Boasting a great number of good actors, Black Mass is able to gather a strong and riveting ensemble. Benedict Cumberbatch plays Billy Bulger, Whitey’s influential politician bother who works as a state senator. Rory Cochrane dons the role of Bulger’s partner in crime with a drive of testosterone and fragility. Although with minimal exposure, Kevin Bacon exudes as the FBI agent in charge of their operation. Not to mention, Peter Sarsgaard, Corey Stoll and others are all up to throwing their share of vigor. Also notable are the female characters in Dakota Johnson and Julianne Nicholson who play wives in a few heartfelt scenes.
For a biopic to work with top-notch wonders, its production design has to stay true to its period in so that the picture in its entirety can be looked at by the believing eyes. The authenticity of the sets and the costumes in Black Mass makes it possible for the eyes not just to believe but also to realize that these things can function on their own, with walls that speak even in the midst of the quiet of the sets as well as costume designs that are meticulously chosen for the portrayals.

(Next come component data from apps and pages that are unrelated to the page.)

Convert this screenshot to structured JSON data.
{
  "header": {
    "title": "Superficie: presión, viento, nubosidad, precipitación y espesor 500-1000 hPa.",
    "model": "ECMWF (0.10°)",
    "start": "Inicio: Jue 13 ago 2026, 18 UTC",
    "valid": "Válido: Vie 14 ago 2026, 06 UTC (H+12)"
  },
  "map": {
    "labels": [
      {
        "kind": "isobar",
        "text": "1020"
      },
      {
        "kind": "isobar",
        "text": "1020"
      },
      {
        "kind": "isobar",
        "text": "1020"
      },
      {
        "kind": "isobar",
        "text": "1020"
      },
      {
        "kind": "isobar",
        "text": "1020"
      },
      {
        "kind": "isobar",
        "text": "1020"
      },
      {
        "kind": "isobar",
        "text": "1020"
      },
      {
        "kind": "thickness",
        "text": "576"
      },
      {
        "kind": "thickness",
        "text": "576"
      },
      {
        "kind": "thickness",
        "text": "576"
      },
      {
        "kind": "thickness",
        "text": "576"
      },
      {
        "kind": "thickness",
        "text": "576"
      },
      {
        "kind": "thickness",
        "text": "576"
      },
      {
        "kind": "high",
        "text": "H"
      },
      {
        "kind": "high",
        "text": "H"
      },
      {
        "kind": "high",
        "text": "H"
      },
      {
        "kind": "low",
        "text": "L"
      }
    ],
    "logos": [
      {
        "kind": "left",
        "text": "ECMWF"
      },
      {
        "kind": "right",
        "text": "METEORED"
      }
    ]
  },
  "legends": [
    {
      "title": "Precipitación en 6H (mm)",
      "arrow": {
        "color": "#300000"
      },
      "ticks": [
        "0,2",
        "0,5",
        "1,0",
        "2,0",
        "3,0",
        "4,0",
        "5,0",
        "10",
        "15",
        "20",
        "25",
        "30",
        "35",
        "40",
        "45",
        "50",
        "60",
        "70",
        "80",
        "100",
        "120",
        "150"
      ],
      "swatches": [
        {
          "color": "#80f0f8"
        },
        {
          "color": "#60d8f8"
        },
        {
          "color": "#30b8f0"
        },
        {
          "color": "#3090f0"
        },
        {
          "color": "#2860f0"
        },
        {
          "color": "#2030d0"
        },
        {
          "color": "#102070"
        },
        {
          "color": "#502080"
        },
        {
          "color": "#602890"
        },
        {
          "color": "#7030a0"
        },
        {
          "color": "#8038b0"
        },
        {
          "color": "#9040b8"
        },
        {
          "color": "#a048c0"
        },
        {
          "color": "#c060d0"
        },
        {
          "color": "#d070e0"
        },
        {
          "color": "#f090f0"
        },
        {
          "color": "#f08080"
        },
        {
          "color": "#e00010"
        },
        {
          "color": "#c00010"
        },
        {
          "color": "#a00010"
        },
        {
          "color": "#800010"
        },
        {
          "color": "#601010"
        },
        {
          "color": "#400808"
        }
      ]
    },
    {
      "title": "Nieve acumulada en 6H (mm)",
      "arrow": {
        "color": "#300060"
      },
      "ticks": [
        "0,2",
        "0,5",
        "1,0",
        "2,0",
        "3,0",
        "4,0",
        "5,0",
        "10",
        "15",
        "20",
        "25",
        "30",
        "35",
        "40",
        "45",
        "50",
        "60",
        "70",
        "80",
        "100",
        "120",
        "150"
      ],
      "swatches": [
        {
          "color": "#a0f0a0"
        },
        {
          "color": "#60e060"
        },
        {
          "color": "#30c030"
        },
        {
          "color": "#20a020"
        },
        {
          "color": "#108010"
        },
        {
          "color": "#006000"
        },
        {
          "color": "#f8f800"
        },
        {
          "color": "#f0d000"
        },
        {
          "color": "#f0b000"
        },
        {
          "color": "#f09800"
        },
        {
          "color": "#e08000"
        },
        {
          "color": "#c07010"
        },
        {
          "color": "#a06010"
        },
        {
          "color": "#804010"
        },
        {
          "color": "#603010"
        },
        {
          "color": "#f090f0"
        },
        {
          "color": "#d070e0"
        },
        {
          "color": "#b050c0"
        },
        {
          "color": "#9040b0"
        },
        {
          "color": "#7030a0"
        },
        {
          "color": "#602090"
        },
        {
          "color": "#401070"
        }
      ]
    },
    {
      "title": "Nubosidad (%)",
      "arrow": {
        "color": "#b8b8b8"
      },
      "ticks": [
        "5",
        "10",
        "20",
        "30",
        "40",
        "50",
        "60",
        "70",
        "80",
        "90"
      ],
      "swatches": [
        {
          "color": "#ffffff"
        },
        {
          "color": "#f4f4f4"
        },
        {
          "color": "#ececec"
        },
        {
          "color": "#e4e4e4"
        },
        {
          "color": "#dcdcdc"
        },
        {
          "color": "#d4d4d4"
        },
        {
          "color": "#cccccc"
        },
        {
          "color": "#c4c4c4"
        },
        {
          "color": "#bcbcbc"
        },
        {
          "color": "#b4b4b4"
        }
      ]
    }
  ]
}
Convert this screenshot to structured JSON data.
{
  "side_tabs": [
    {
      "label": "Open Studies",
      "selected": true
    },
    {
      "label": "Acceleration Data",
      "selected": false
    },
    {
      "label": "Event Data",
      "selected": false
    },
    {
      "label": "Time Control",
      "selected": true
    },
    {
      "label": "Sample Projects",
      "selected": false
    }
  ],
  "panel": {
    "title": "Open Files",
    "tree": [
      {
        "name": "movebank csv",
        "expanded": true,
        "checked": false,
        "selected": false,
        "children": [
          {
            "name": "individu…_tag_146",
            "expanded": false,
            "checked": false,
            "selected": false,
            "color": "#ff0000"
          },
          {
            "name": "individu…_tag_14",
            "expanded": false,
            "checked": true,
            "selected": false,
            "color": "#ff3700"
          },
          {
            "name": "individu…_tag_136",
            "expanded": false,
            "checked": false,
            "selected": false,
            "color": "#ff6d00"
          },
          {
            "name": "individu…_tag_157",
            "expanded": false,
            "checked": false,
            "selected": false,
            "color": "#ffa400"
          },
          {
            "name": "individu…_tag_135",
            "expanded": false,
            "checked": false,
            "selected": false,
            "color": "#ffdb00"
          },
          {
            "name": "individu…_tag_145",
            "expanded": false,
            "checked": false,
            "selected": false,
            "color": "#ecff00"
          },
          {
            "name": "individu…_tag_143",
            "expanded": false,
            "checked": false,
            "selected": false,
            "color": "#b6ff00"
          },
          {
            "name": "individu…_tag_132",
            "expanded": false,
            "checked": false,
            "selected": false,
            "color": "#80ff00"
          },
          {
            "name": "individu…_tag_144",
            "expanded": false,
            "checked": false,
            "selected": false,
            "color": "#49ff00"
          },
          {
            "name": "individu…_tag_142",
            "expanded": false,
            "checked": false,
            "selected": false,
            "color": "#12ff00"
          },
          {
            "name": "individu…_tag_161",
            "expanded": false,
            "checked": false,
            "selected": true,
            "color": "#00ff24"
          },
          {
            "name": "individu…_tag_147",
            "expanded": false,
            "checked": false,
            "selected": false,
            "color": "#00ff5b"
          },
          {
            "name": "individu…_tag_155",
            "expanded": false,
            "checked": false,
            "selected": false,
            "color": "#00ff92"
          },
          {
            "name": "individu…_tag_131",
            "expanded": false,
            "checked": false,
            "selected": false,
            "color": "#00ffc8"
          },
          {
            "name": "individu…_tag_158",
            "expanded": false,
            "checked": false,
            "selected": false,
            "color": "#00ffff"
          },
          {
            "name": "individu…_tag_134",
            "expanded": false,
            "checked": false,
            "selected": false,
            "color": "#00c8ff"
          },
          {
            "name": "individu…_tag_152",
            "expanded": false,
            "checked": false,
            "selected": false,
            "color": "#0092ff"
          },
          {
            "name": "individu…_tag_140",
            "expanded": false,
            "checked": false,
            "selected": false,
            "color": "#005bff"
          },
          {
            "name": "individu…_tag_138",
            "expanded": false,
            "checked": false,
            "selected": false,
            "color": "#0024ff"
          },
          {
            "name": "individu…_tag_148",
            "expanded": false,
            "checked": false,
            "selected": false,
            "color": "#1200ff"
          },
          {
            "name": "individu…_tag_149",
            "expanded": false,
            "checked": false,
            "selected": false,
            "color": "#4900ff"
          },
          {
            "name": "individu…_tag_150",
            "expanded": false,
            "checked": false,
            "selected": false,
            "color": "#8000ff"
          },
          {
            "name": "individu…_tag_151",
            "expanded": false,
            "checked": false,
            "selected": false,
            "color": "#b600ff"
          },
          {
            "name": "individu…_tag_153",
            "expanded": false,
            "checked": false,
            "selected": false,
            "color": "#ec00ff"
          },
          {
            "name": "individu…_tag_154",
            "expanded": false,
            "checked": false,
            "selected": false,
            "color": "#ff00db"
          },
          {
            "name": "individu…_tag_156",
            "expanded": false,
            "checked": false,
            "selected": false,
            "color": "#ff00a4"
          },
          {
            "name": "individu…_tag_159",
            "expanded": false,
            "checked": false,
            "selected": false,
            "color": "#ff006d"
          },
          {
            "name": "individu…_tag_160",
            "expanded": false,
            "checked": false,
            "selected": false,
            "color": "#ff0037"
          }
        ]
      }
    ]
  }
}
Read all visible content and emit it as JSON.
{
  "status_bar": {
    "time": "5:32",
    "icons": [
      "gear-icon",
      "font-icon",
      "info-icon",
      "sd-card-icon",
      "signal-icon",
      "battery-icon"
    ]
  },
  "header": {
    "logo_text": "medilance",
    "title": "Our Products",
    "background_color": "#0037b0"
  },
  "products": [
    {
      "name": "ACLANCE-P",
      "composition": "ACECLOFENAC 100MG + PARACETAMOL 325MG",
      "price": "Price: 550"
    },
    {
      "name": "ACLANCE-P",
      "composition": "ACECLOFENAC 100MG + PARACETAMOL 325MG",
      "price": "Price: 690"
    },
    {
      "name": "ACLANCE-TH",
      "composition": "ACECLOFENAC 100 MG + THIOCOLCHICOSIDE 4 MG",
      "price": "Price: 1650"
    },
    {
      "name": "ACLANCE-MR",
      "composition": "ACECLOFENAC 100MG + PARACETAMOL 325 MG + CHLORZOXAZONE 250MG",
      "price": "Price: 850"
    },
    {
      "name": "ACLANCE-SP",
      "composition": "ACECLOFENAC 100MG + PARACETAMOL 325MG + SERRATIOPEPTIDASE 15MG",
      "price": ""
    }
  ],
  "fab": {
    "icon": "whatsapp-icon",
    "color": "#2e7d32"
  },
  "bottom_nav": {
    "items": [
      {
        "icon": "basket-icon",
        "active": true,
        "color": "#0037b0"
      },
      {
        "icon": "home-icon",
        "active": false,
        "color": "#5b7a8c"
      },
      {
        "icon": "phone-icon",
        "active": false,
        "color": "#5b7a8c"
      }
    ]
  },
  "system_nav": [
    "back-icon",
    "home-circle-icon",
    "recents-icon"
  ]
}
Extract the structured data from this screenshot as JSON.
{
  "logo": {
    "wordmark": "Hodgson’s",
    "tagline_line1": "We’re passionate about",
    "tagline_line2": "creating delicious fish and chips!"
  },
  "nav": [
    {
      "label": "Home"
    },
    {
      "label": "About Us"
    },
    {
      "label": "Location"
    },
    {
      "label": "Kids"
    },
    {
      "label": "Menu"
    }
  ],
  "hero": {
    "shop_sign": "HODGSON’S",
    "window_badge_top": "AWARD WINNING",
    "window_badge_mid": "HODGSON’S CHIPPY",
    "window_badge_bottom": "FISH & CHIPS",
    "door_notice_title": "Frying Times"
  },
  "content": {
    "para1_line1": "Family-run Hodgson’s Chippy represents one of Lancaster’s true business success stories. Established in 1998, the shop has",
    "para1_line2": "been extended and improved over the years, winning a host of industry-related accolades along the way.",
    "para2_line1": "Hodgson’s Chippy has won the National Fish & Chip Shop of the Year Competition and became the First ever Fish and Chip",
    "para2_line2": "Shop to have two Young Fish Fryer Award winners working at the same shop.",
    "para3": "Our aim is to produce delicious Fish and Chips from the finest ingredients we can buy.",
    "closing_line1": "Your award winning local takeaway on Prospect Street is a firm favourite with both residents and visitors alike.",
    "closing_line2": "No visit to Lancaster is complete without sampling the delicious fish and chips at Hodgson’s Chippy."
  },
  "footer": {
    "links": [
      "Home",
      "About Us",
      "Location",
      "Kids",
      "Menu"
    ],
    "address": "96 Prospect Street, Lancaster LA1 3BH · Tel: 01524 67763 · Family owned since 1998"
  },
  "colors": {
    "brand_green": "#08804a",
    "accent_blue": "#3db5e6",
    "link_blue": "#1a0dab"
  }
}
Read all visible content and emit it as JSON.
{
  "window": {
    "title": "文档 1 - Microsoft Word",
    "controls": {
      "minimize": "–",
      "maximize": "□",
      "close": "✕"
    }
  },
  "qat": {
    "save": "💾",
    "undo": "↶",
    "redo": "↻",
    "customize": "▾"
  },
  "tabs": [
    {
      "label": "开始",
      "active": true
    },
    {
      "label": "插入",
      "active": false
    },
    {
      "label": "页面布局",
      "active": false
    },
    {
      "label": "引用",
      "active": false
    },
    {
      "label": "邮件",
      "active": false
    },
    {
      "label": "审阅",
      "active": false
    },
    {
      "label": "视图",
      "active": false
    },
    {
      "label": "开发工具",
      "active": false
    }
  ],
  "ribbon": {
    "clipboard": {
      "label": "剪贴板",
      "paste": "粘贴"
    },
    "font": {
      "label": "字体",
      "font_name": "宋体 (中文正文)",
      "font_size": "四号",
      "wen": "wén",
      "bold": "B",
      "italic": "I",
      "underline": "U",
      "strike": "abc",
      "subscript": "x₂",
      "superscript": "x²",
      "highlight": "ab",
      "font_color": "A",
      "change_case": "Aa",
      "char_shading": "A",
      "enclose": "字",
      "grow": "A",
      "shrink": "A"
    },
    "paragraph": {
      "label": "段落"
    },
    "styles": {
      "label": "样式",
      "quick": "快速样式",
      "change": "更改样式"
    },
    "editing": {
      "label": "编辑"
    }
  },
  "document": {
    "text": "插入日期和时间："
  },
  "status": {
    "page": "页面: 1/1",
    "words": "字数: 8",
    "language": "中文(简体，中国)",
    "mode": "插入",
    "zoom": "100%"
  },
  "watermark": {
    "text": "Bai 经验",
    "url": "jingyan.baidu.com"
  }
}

What comes to mind are Goodfellas and the Godfather movies well-received for their atmospheric brilliance.
Altogether, these visual elements make it easier for the cinematography to follow almost seamlessly, with ominous orchestral scoring that adds up to the 1970’s feel which yet again speaks words that the minds of the attentive would better understand. Gritty and full of pangs, Black Mass assures a compelling and sturdy flow where one should take the affecting story for all its worth.
Johnny Depp’s best performance for years is something that cannot be taken for granted for his sheer sincerity to the craft and Cooper’s determination to bring it back to business. Black Mass seems to be meticulously handpicked and developed for Depp. Granted this, the audiences around the world rightfully deserve to see this move since he is more than just your silly pirate.
BLACK MASS (2015, US)
Starring Johnny Depp, Joel Edgerton, Benedict Cumberbatch, Rory Cochrane, Kevin Bacon, Jesse Plemons, Corey Stoll, Peter Sarsgaard, Dakota Johnson
Directed by Scott Cooper
Written by Jez Butterworth and Mark Mallouk
Based on the 2001 book “Black Mass: The True Story of an Unholy Alliance Between the FBI and the Irish Mob” by Dick Lehr and Gerard O’Neill